BEGIN Entries provided

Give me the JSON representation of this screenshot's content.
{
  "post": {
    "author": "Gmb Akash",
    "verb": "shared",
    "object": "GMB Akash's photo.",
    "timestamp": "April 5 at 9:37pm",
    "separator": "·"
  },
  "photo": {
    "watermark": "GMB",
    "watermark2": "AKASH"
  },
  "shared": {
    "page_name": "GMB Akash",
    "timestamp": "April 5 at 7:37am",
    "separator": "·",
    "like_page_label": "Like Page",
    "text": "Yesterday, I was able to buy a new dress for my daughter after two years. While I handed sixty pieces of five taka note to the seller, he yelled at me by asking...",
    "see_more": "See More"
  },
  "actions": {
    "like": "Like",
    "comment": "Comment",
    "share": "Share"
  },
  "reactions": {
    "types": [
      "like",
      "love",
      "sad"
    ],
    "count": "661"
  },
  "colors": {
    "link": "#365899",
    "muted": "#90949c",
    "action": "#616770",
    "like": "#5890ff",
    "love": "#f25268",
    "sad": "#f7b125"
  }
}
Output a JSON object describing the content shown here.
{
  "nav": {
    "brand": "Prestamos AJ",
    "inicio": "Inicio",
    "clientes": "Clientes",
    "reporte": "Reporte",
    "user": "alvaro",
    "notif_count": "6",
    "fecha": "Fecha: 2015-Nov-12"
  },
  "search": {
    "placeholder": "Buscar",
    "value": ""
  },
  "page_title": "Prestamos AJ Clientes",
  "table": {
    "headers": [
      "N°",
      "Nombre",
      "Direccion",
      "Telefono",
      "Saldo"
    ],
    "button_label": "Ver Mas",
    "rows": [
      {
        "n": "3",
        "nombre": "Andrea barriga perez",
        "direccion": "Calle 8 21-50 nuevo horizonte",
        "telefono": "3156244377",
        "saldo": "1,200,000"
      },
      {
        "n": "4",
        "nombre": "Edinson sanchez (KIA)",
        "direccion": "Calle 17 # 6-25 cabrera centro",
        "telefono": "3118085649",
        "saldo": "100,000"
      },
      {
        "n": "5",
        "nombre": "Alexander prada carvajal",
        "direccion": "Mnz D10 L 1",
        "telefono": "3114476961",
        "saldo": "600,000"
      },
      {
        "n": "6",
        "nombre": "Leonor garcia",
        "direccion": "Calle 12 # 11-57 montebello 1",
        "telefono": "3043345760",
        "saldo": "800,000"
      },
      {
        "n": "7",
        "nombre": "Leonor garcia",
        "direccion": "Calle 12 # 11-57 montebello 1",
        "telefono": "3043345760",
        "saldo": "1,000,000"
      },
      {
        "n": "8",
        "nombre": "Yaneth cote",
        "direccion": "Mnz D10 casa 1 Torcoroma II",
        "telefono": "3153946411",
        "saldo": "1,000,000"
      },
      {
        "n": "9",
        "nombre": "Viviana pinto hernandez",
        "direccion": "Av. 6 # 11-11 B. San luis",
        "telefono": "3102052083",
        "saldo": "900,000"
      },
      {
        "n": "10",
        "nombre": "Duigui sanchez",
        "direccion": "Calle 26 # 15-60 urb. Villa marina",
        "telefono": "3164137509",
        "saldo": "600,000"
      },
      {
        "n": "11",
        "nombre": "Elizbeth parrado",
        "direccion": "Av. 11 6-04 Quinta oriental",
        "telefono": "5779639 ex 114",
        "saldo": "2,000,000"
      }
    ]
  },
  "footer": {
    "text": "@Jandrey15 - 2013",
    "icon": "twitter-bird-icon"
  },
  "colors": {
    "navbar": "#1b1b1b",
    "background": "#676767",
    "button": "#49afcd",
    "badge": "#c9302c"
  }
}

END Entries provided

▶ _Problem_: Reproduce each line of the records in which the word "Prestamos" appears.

▶ _Result of this exercise_:
    "brand": "Prestamos AJ",
  "page_title": "Prestamos AJ Clientes",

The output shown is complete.